▶ Your goal: Please reproduce the entries below exactly from the line with "What's the underlying" through their last line, leaving out any pictures.

▶ Information provided:
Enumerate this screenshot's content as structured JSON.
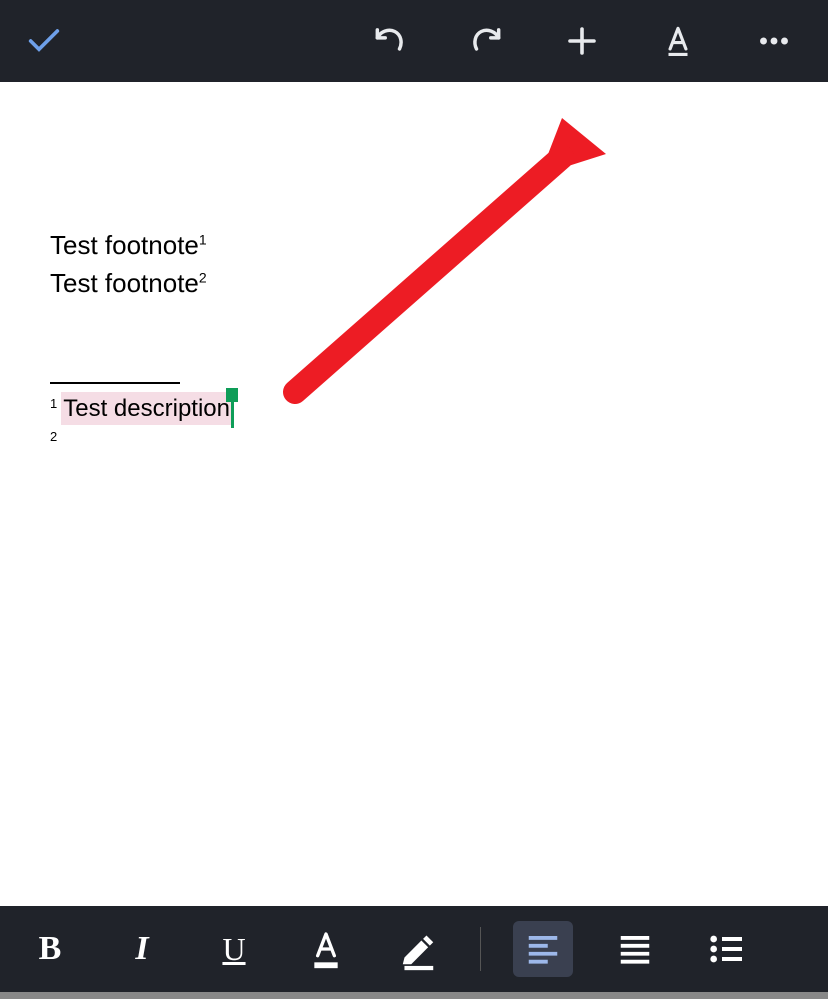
{
  "toolbar_top": {
    "done": "done",
    "undo": "undo",
    "redo": "redo",
    "add": "add",
    "text_format": "text-format",
    "more": "more"
  },
  "document": {
    "line1_text": "Test footnote",
    "line1_sup": "1",
    "line2_text": "Test footnote",
    "line2_sup": "2",
    "footnotes": {
      "fn1_num": "1",
      "fn1_text": " Test description",
      "fn2_num": "2",
      "fn2_text": ""
    }
  },
  "toolbar_bottom": {
    "bold": "B",
    "italic": "I",
    "underline": "U",
    "text_color": "A",
    "highlight": "highlight",
    "align_left": "align-left",
    "align_justify": "align-justify",
    "bulleted_list": "bulleted-list"
  }
}
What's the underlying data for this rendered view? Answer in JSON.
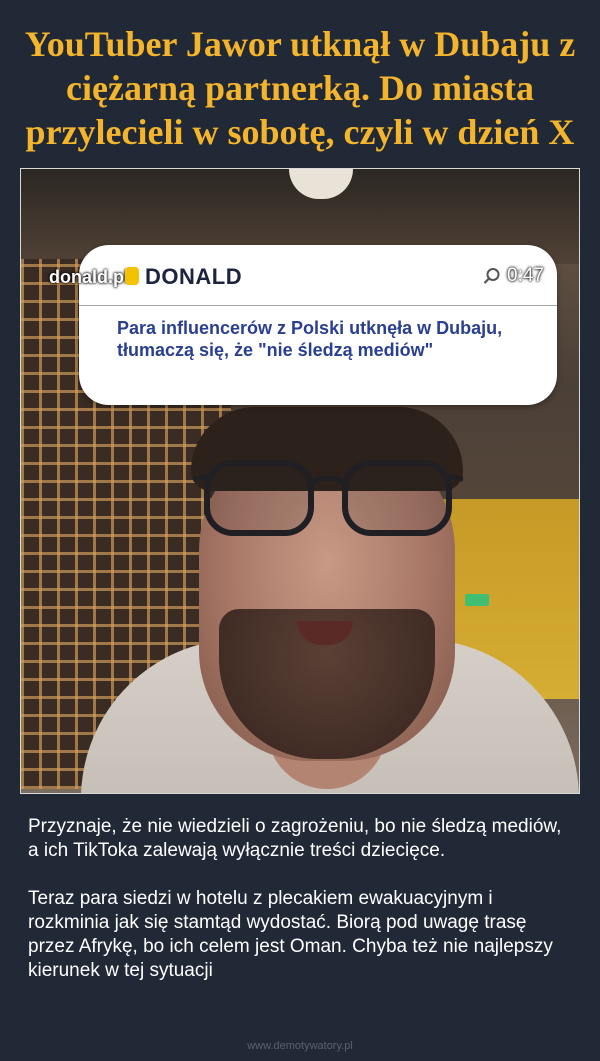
{
  "title": "YouTuber Jawor utknął w Dubaju z ciężarną partnerką. Do miasta przylecieli w sobotę, czyli w dzień X",
  "photo": {
    "overlay": {
      "site_domain": "donald.pl",
      "site_brand": "DONALD",
      "timer": "0:47",
      "headline": "Para influencerów z Polski utknęła w Dubaju, tłumaczą się, że \"nie śledzą mediów\"",
      "search_icon": "search-icon",
      "brand_color": "#2a3f92"
    }
  },
  "caption": {
    "paragraph_1": "Przyznaje, że nie wiedzieli o zagrożeniu, bo nie śledzą mediów, a ich TikToka zalewają wyłącznie treści dziecięce.",
    "paragraph_2": "Teraz para siedzi w hotelu z plecakiem ewakuacyjnym i rozkminia jak się stamtąd wydostać. Biorą pod uwagę trasę przez Afrykę, bo ich celem jest Oman. Chyba też nie najlepszy kierunek w tej sytuacji"
  },
  "watermark": "www.demotywatory.pl",
  "colors": {
    "background": "#212836",
    "title": "#f4b52c",
    "caption": "#ffffff"
  }
}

▶ Task result:
What's the underlying data for this rendered view? Answer in JSON.
{
  "title": "YouTuber Jawor utknął w Dubaju z ciężarną partnerką. Do miasta przylecieli w sobotę, czyli w dzień X",
  "photo": {
    "overlay": {
      "site_domain": "donald.pl",
      "site_brand": "DONALD",
      "timer": "0:47",
      "headline": "Para influencerów z Polski utknęła w Dubaju, tłumaczą się, że \"nie śledzą mediów\"",
      "search_icon": "search-icon",
      "brand_color": "#2a3f92"
    }
  },
  "caption": {
    "paragraph_1": "Przyznaje, że nie wiedzieli o zagrożeniu, bo nie śledzą mediów, a ich TikToka zalewają wyłącznie treści dziecięce.",
    "paragraph_2": "Teraz para siedzi w hotelu z plecakiem ewakuacyjnym i rozkminia jak się stamtąd wydostać. Biorą pod uwagę trasę przez Afrykę, bo ich celem jest Oman. Chyba też nie najlepszy kierunek w tej sytuacji"
  },
  "watermark": "www.demotywatory.pl",
  "colors": {
    "background": "#212836",
    "title": "#f4b52c",
    "caption": "#ffffff"
  }
}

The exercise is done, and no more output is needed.